"A smattering of Edwin's imports were on a table near the door. Roasters from Mad Cap in Grand Rapids, MI to Square Mile of London, UK have provided samples of their finished product."
Two trains and one bus, or so I thought...
Amtrak canceled the north bound service out of Seattle this morning, citing track maintenance. As a testament to the mass transit squalor in this country, they scheduled a bus, instead - and it's faster. So I'm headed to visit with Edwin of Hario USA and Finca Vista Hermosa by bus.
Edwin and a shelf of Hario stuff.
Just when I was bumming out about having booked train travel intentionally and missing my mark, I met Jon. "These people", Jon said in the station, sitting on a twenty foot long wooden bench. A bench made from real wood with tall backs, over head even, without arms or other devices to keep you from laying down.
Jon is really hating life. He scheduled train travel from Chicago to Seattle on the Empire Builder, one of the oldest, longest lines in the nation. "I wanted to go on this train trip because I design and build highways in the Chicago area." he told me. It's plain to me that Jon feels bad about building roads and his train trip is a kind of soul search. Amtrak canceled that trip too, citing more rail maintenance.
At least I got to ride Seattle's Link Light Rail to the Amtrak station.
This bus is ridicules, it's nicer than any coach class train car I've ever been in. It has genuine synthetic leather seats, little movie screens and a bathroom. They feed us single-serving pastries and orange juice from concentrate. The bus driver gives his safety speech, and goes on a tangent in the middle: "The rest room is in the rear. Gentlemen, please sit when you use the rest room, the ride is a little bumpy and..." I get the feeling that he also cleans the bus.
Onyx Coffee Bellingham, WA
Bellingham, WA is cute and a college town. It's under the plight of the college and business is chained to the school schedule. The air is clear and the ocean is close. Bellingham is that place you'd love to live, but could never find a job.
Anticlockwise from centre; Scott, Tim, Aaron, Nathan, Edwin and Kelli.
On the ground floor of a condominium, a three group Linea and a two group Simonelli compliment the syphon bar and piles of pour over equipment. Edwin's company, Onyx Coffee, is right downtown and next to the infallible Boundary Bay Brewery. The coffee lab is small and well equipped. The welcoming space is long and narrow, with east-facing windows. As I arrived, I was pleasantly surprised to run into Velton Ross of Velton's Coffee Roasting Company, on his way out. My time in the Onyx lab was happily shared with a crew from Herkimer Coffee.
A smattering of Edwin's imports were on a table near the door. Roasters from Mad Cap in Grand Rapids, MI to Square Mile of London, UK have provided samples of their finished product. We brought plenty of our own, Herkimer roasted from; Brazil, El Salvador, Ethiopia, and Indonesia.
Lots of coffee roasted round the world.
The Hario V60 was the flavor of the day and we dug right in. Edwin brewed the first one and then let us run with it. I'm used to the idea, and although all of the visitors have poured over, I happened to be the only one with significant V60 experience.

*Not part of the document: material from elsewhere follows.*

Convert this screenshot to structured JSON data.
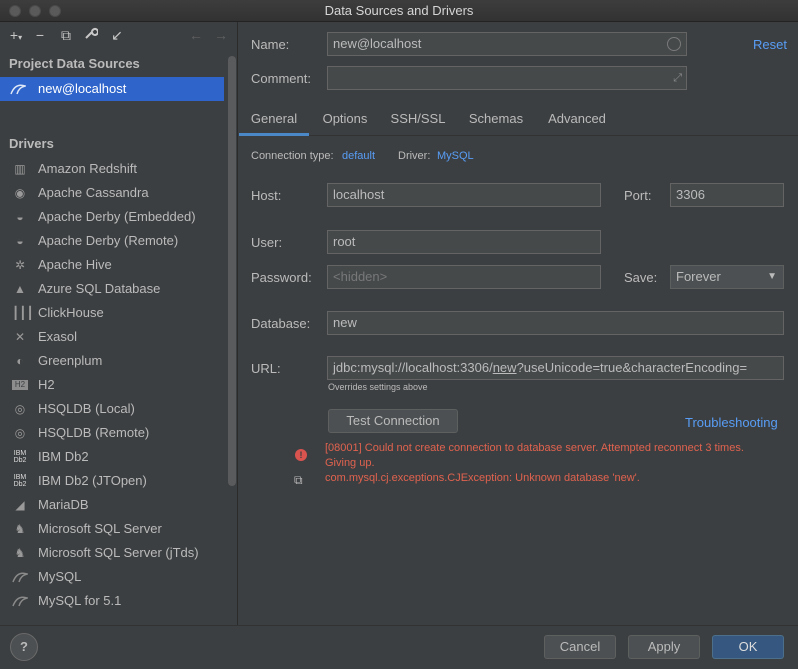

We talked about flow rates, grind and filters. Edwin illustrated flow rates by running water through various pour over devices under the faucet. The V60 was the only one that didn't hold any water; the flow on all of the other devices is restricted by their aperture.
It took us a couple to dial in but the coffee was superb. We played with temperatures from 198 to around 204 depending on the roast and origin. Having Scott, lead roaster at Herkimer, in the room made dialing in an exacting and rewarding effort. I love the mouth feel in just the right cup of pour over coffee.
V60 Pour from pouredover on Vimeo.